But many of today's parents spent hours as kids sitting in front of screens, too — only they were television screens.
Which raises an interesting question: Is Facebook really worse for teenagers' brains than the mindless reruns of Gilligan's Island and The Brady Bunch that their parents consumed growing up?
Douglas Gentile, a child psychologist and associate professor at Iowa State University in Ames, who studies the effects of media on children, says texting, Facebook and video games are not inherently bad. Nor are they inherently better or worse than watching TV, although they do pose different risks, such as cyberbullying.
But research has shown that the more time kids spend in front of screens — whether it's TV or instant-messaging — the worse their school performance is. "That doesn't mean it's true for every kid, but it makes sense, that for every hour a kid is playing video games, it's an hour that they're not doing homework or reading or exploring or creating," he said.
Gentile calls this the "displacement hypothesis. If screen time is displacing doing their homework, that's bad. But if their homework is done, well, so what?"

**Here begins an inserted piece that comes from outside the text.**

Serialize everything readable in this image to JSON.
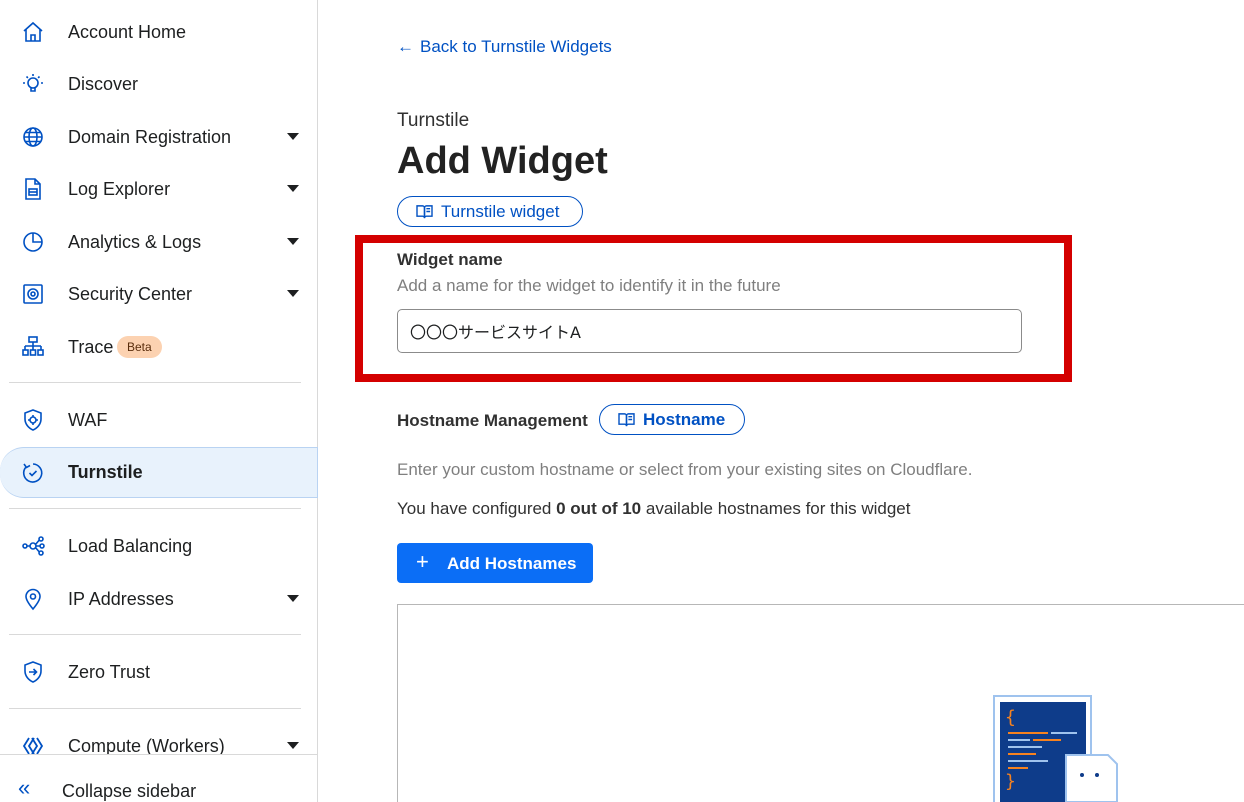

Watching TV as a family, as mindless as that can be, is now regarded with nostalgia by parents. If your kid is sitting in the living room watching American Idol, you can plop on the sofa with them, and "it's a shared experience," Gentile said. But if they're texting or video-chatting with a school friend, "it's a private experience. It's like they're whispering secrets. And we find it rude."

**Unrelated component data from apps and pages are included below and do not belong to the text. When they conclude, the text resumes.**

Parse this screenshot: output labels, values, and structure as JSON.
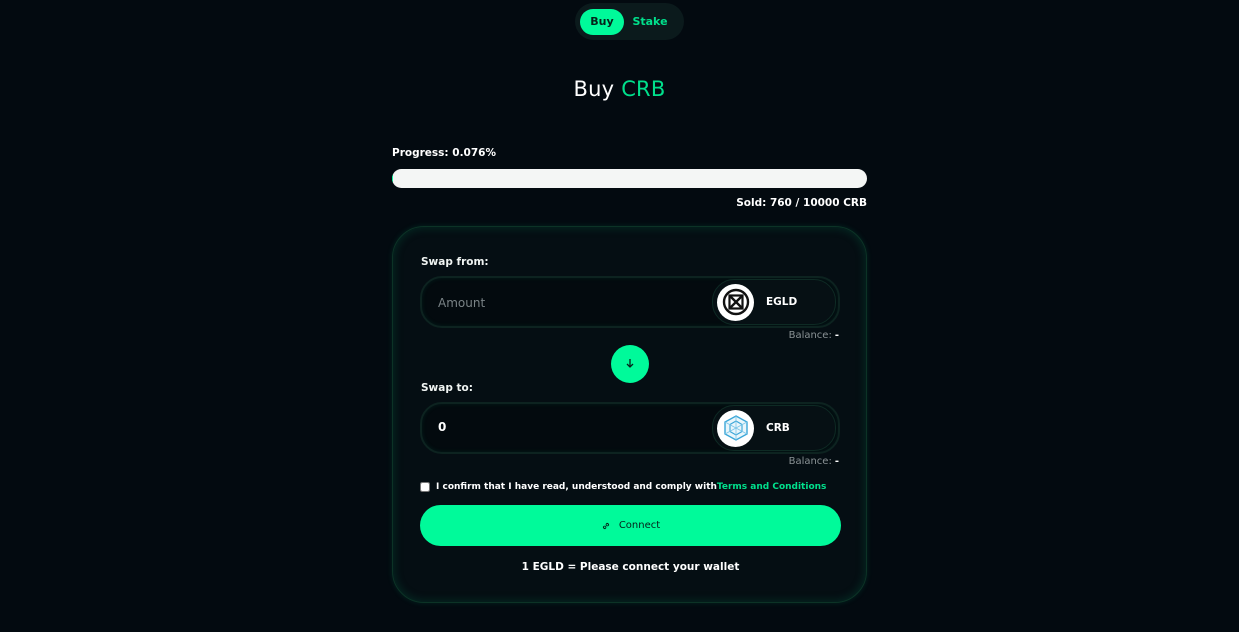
{
  "toggle": {
    "buy_label": "Buy",
    "stake_label": "Stake",
    "active": "Buy"
  },
  "title": {
    "prefix": "Buy",
    "token": "CRB"
  },
  "progress": {
    "label": "Progress: 0.076%",
    "fraction": 0.076,
    "sold_text": "Sold: 760 / 10000 CRB"
  },
  "swap_from": {
    "label": "Swap from:",
    "placeholder": "Amount",
    "value": "",
    "token": "EGLD",
    "token_icon": "egld-logo-icon",
    "balance_label": "Balance:",
    "balance_value": "-"
  },
  "swap_to": {
    "label": "Swap to:",
    "value": "0",
    "token": "CRB",
    "token_icon": "crb-logo-icon",
    "balance_label": "Balance:",
    "balance_value": "-"
  },
  "confirm": {
    "text": "I confirm that I have read, understood and comply with",
    "link_text": "Terms and Conditions",
    "checked": false
  },
  "connect_button": {
    "label": "Connect",
    "icon": "link-icon"
  },
  "rate_text": "1 EGLD = Please connect your wallet",
  "colors": {
    "background": "#030a10",
    "accent": "#00fa9a",
    "accent_text": "#00e08c",
    "card": "#050e13"
  }
}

The explosion in teen screen time is well-documented. A recent Associated Press-mtvU poll found that one-third of college students use computers, cell phones or gaming consoles for six or more hours daily. A Kaiser Family Foundation study published last January found that total media use among 8- to 18-year-olds, including TV, music, computers, video games, print and movies, has increased from six hours, 21 minutes daily in 2004 to seven hours, 38 minutes in 2009.

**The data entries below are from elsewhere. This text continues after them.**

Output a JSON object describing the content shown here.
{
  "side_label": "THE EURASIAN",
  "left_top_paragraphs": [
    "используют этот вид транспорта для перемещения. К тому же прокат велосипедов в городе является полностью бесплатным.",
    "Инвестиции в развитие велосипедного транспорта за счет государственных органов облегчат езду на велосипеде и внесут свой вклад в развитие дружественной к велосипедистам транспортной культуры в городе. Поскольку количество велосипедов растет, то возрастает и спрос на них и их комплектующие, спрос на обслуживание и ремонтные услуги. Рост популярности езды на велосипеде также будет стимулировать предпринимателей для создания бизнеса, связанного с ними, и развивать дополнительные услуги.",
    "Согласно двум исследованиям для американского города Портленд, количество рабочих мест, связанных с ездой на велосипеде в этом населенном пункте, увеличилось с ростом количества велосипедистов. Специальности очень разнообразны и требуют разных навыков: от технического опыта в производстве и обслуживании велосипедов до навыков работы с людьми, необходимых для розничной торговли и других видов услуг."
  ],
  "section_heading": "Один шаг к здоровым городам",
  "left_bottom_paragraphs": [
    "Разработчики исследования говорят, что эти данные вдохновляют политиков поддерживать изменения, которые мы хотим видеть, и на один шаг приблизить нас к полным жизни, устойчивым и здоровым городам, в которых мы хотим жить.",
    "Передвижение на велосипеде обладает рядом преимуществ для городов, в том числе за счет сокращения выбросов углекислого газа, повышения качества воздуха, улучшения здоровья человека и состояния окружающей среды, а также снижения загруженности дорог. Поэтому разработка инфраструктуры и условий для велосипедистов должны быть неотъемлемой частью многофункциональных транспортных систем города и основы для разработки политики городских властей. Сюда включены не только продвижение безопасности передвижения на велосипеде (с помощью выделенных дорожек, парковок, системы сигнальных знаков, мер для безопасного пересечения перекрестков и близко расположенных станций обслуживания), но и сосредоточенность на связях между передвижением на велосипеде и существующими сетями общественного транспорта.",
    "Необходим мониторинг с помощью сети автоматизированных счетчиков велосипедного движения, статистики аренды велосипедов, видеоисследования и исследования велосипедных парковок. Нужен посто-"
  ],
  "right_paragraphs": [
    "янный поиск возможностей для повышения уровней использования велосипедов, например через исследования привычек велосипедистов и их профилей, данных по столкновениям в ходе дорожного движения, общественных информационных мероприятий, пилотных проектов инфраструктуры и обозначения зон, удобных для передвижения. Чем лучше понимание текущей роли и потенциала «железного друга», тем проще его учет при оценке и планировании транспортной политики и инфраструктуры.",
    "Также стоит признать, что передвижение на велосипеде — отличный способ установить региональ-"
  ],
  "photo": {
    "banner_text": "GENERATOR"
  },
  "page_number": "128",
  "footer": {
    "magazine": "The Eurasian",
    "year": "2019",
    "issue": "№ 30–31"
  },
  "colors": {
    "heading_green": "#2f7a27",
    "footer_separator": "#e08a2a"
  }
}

The Kaiser study also found that the more time kids spend with media, the lower their grades and levels of personal contentment are.
Gentile said screen time impact on school work can be mitigated by what he calls "protective factors." Those might include good teachers and a high-performing school, love of reading, coming from a family where education is valued, and exposure to experiences that are culturally and intellectually enriching. "If you had all these protective factors," said Gentile, "then that one little risk factor (screen time), who cares?"
He added that the amount of time kids spend watching TV has not declined precipitously with the popularity of computers and gaming, but "they don't pay nearly the attention (to TV) that they used to."
One thing parents should worry about, Gentile said, is the way electronic devices encourage multitasking.
"Multitasking is not really good for anyone," he said. "Your reflexes speed up, you're quicker to look over your shoulder and notice little noises or lights. This is not what they need when they get to the classroom and you're supposed to ignore the kid next to you. . . . The more distractions you have, the worse your performance is."
As long as they do their homework without texting between math problems, it's probably no worse than the hours you spent watching Star Trek.